Smith’s other works include Art, Identity, and Devotion in Fourteenth-Century England: Three Women and their Books of Hours (2003), Tributes to Lucy Freeman Sandler: Studies in Illuminated Manuscripts (2007), co-edited with Carol Krinsky, a professor in NYU’s Department of Art History, and numerous articles, essays, and reviews on medieval illuminated manuscripts and early Christian and medieval art.
Media Capital: Architecture and Communications in New York City
By Aurora Wallace
University of Illinois Press, 2012
In a declaration of the ascendance of the American media industry, the 19th-century press barons in New York City helped to invent the skyscraper, a quintessentially American icon of progress. Early newspaper buildings in the country’s media capital were also designed to communicate both commercial and civic ideals, provide public space and prescribe discourse, and speak to class and mass in equal measure.
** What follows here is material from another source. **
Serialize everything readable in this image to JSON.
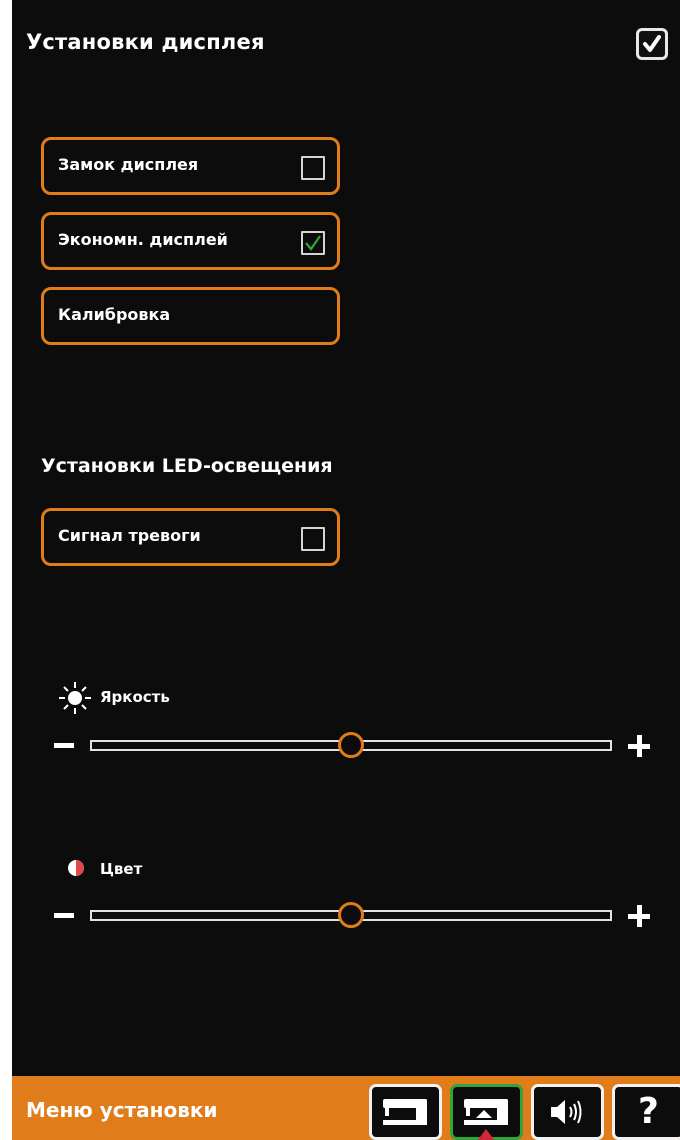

This book illustrates how the media have continued to use the city as a space in which to assert their power.
With a unique focus on corporate headquarters as embodiments of the values of the press and as signposts for understanding media culture, Media Capital demonstrates the relationship between the media and urban space.
Aurora Wallace, assistant professor in the Steinhardt School of Culture, Education, and Human Development, considers how architecture contributed to the power of the press, the nature of the reading public, the commercialization of media, and corporate branding in the media industry.
Volcker: The Triumph of Persistence
By William L. Silber
Bloomsbury Press, 2012
Over the course of nearly half a century, five American presidents (three Democrats and two Republicans) have relied on the financial acumen of Paul A. Volcker. During his tenure as chairman of the Federal Reserve Board, when he battled the inflation of the 1970s, Volcker restored the reputation of an American financial system on the verge of collapse. After the 2008 financial meltdown, the nation turned again to Volcker to restore trust. President Obama would name his centerpiece Wall Street regulation the “Volcker Rule.”
Volcker has demonstrated that a determined central banker can prevail over economic turmoil—so long as he can resist relentless political pressure. William L. Silber, who holds the Marcus Nadler Professorship in Finance and Economics at the Stern School of Business, draws on hours of candid personal interviews and access to Volcker’s personal papers to render dramatic, behind-the-scenes accounts from Volcker’s career at the Treasury Department and the Federal Reserve, including secret negotiations with European ministers, confrontations with the White House, crisis conferences with Wall Street titans, and tense boardroom rebellions within the Fed itself. Filled with frank commentary from Volcker—including why he was personally irked with the “Volcker Rule” label—this will be the definitive account of Volcker’s indispensable role in American economic history.